People basically worship Jim Heath as if he’s the Jesus Christ of unconventional rock-n-roll. Better known by his stage name, Reverend Horton Heat, the Texas native helped usher in a whole new genre of music in the mid-‘80s, which is often referred to as “psychobilly.” Upon further exploration, however, it’s a term Heath isn’t exactly comfortable with, but has grown to accept over time.
“I have to explain my music quite a bit because where I live not a lot of people are up to speed on Reverend Horton Heat,” Heath says. “I say we’re a rock-n-roll band that is especially influenced by ‘50s-style music, especially rockabilly. That kind of gets the fact in there that maybe we’ll have a little surf guitar in there or maybe country or a little blues, or maybe even punk rock. Now we’re so fast and up-tempo that many people think we’re just a punk rock band. The kids are moshing. That’s all I know.”
Before he was known as the “Reverend,” Heath was playing in high school cover bands in his hometown of Corpus Christi, Texas. He had grown up surrounded by music all his life and fell in love with good ol’ fashioned rock-n-roll.
“I remember trying to play Johnny Cash when I was like 10-years-old,” he says. “I was exposed to stuff like CCR, Johnny Cash and Carl Perkins really young, but I just kept gravitating towards heavy rock-n-roll. In the midst of all that, I discovered the blues. When I started listening to blues around 12 or 13-years-old, I started playing music, practicing a lot and being interested in being bands.”
After moving to Austin in 1977 to attend the University of Texas, Heath was captivated by the punk music scene. He left in the spring to pursue a career in music. At one point, while visiting home, he ran into his old college roommate David Livingston who took him to see The Cramps in Dallas. That night, Heath said he had “an epiphany.”
“My epiphany was that since The Cramps were a punk band using rockabilly, I could be rockabilly using punk,” he explains. “I realized that the still somewhat new punk movement harkened back to the real rock-n-roll of the ‘50s and early-‘60s.”
Rather than go after the “rock-n-roll lifestyle,” he did the opposite. Heath had recently become a young father and he decided he needed to have a “real job.” By 1985, he was known as the “Jim the Sound Guy.” This didn’t last long. Soon after, the Reverend Horton Heat was born. Almost thirty years later, a lot has changed, but all for the better.
“We’re more successful now so we can take a bus, which makes it a lot more comfortable,” he explains. “Back in the van days, it was very, very difficult. We would do crazy stuff. We’d do a show, finish the show at 3 a.m. and head out driving. At some point, we might stop at a hotel and rest for a little bit then we get up and start driving to the next gig. All that driving in the van was hard on us physically. For me, it’s way easier now.”

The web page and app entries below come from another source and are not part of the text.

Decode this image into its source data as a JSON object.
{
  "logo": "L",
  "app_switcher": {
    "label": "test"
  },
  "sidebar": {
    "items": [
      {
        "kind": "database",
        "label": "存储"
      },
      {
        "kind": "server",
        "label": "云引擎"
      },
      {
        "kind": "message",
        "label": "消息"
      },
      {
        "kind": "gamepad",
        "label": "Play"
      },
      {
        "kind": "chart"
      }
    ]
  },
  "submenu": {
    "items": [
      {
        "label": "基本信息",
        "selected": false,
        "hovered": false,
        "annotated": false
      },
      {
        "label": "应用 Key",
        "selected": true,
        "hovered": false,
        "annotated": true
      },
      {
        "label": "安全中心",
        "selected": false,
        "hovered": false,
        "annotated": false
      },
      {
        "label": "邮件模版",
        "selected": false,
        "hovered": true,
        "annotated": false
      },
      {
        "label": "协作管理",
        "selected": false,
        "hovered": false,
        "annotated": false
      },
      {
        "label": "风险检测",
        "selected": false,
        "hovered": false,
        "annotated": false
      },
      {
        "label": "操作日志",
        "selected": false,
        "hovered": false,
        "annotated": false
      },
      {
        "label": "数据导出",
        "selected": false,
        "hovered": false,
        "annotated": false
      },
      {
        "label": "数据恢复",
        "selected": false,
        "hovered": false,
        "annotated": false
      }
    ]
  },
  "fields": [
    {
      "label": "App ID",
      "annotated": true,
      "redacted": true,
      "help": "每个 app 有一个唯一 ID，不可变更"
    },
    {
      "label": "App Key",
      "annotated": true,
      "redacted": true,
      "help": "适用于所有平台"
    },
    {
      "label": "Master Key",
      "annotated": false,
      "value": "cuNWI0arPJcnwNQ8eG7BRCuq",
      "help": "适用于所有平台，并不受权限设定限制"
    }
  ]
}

Signed to Victory Records for his 11th studio album, Heath has jumped around a lot during the course of his career. Initially signed to Sub Pop in 1990, he’s had stints with Interscope, Yep Roc, Time Bomb, and Artemis. At the time, Sub Pop made the most sense.
“It was a really good move for us,” he says. “When we signed with them, it was the real beginning of the grunge thing so when they were talking to us about signing us, Nirvana was still playing the same venues we were. At that point in time, it all made sense. In all honesty, I’m not a person that really goes, ‘I want to go be on a label with that band.’ What are you going to do? Go hang out with them? Have Thanksgiving with them just because we’re on the same label? It really makes no sense. My thing is that I just need a really good machine that’s there that will promote my music. Other bands on the label, hmm, no. What am I going to do? Go call Kurt Cobain and say, ‘hey dude, we’re label mates?’ I don’t really understand what all that is.”
While Heath has never been the type to go “diva” on anyone, he knows what he’s contributed to the music world and it’s a place he’s happy to stay. His last album, 2014’s REV (Victory Records), is proof he’s not going anywhere…yet.
“This is basically all I do,” he says. “I’ve been doing the music thing prior to doing Reverend Horton Heat for a long time. If I feel like if I can keep getting better then I’ll keep going. I love doing it. It’s a dream career. I try to remember that this is what I wanted and this is what I’m doing so don’t take it for granted.”
Reverend Horton Heat with The Bell Rays and The Lords of Altamont, December 19, at the Aggie Theatre, 204 S. College St., 8 p.m. Tickets are $20/ADV and $25/DOS. Visit www.aggietheatre.com for more information.